All teacher credentialing candidates must meet the Basic Skills Requirement prior to beginning a teacher preparation program. Nearly all candidates (90.4% in 2018) satisfy the requirement by taking the CBEST examination despite the availability of the following test alternatives: 

  • Passing the CSET: Multiple Subjects Plus Writing Skills Examination;
  • Passing the CSU Early Assessment Program or the CSU placement examinations;
  • Achieving a qualifying score on the SAT or ACT;
  • Achieving a qualifying score on the College Board Advanced Placement (AP) examinations; or
  • Passing a Basic Skills Examination from another state 

Data from 2013-18, indicates that 67.8 percent of examinees pass the CBEST on the first attempt and 83.8 percent pass on subsequent attempts. Candidates must pay a $102 test fee ($41 for the paper-based test) and may be required to pay late registration, or emergency registration fees. Many candidates report retaking sections that they did not pass multiple times and must pay the administration fee for each attempt. 

The new Basic Skills flexibility creates the option for aspiring teachers to meet this requirement by completing full-credit, college-level coursework with a letter grade of B or higher in the subject areas of reading (including courses in critical thinking, literature, philosophy, reading, rhetoric, or textual analysis), writing (including courses in composition, English, rhetoric, written communications, or writing), and mathematics (including courses in geometry, mathematics, quantitative reasoning, or statistics). Courses from closely related subject areas may also be used in this manner.   

Individuals may also seek approval from a California teacher preparation program to mix-and-match from among all the options permitted under current law, including the CBEST subtests. 

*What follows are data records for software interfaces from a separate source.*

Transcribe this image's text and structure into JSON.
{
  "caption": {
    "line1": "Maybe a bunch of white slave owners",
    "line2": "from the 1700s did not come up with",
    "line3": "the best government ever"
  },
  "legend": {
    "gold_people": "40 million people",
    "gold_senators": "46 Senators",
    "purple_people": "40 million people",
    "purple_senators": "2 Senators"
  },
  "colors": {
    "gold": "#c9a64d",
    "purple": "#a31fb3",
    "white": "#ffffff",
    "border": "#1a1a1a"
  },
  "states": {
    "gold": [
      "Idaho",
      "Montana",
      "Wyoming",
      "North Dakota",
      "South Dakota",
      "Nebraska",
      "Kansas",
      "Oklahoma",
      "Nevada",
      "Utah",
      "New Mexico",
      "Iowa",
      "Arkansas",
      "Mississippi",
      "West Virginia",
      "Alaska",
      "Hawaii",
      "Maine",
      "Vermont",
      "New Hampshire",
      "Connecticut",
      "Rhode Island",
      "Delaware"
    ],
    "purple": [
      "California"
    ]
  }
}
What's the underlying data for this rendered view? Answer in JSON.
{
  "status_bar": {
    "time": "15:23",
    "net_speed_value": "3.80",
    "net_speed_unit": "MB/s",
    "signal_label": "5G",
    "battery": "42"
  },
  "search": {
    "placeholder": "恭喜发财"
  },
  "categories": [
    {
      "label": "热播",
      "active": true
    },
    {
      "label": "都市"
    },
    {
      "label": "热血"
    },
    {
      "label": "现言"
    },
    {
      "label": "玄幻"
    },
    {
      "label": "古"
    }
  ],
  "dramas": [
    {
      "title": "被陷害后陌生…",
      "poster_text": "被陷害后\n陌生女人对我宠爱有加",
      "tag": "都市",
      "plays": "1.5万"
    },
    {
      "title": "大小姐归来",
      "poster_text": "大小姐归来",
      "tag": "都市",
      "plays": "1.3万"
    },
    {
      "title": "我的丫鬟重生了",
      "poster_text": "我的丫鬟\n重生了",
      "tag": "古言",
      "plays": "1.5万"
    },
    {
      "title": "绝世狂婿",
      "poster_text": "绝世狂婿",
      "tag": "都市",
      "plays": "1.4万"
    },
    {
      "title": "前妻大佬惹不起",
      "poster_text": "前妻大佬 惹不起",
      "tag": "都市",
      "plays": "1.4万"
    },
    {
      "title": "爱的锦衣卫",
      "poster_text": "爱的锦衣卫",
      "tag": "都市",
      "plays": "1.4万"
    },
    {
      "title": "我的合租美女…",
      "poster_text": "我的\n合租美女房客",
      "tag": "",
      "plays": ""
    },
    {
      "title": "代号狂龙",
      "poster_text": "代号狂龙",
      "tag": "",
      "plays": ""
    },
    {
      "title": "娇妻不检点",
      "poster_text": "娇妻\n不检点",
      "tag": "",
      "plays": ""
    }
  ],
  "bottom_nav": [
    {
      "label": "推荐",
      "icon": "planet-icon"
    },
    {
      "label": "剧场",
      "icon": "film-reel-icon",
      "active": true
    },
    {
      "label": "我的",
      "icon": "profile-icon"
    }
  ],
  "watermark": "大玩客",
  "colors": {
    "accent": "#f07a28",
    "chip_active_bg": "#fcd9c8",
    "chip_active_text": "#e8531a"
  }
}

This proposal was first introduced as AB 1982 (2020) by Assemblymember Cunningham and was reintroduced as AB 312 (2021) by Assemblymember Seyarto before being incorporated into the 2021-22 state budget agreement. 

Subject Matter Requirements

All multiple subject, single subject, and education specialist teacher candidates are required to demonstrate competency in the subject matter they will teach before completing preparation and earning a credential. Until now, a candidate could meet this requirement either by taking and passing all the appropriate CSET examination or by completing a commission approved Subject Matter Program.   

The approved measure expands the options available to aspiring teachers by allowing the approved preparation program to accept subject-relevant coursework that meets or exceeds the Commission’s subject matter requirements.

The measure additionally allows incoming teachers to meet the requirement if they have completed an academic major in the subject they will teach.

  • For Single Subject credentials, the major must be in one of the subjects of single subject credential defined in statute. 
  • For Multiple Subject credentials, the major must be in liberal studies or an interdisciplinary major that addresses all the content areas of the Multiple Subject credential. 
  • For Education Specialists the major must meet the Multiple Subject requirements or be in a subject aligned to authorized CSET examination content areas used for an Education Specialist credential.   

Aspiring teachers will be able to demonstrate competency using all available options or a combination of options, for example passing two of three CSET subtests and using prior coursework to meet the requirement. 

This proposal was first introduced as AB 2485 (2020) and reintroduced as AB 437 (2021) by Assemblymember Kalra before being incorporated into the 2021-22 state budget agreement. 

Further guidance will be provided on the Commission on Teacher Credentialing website (


Updated March 30, 2023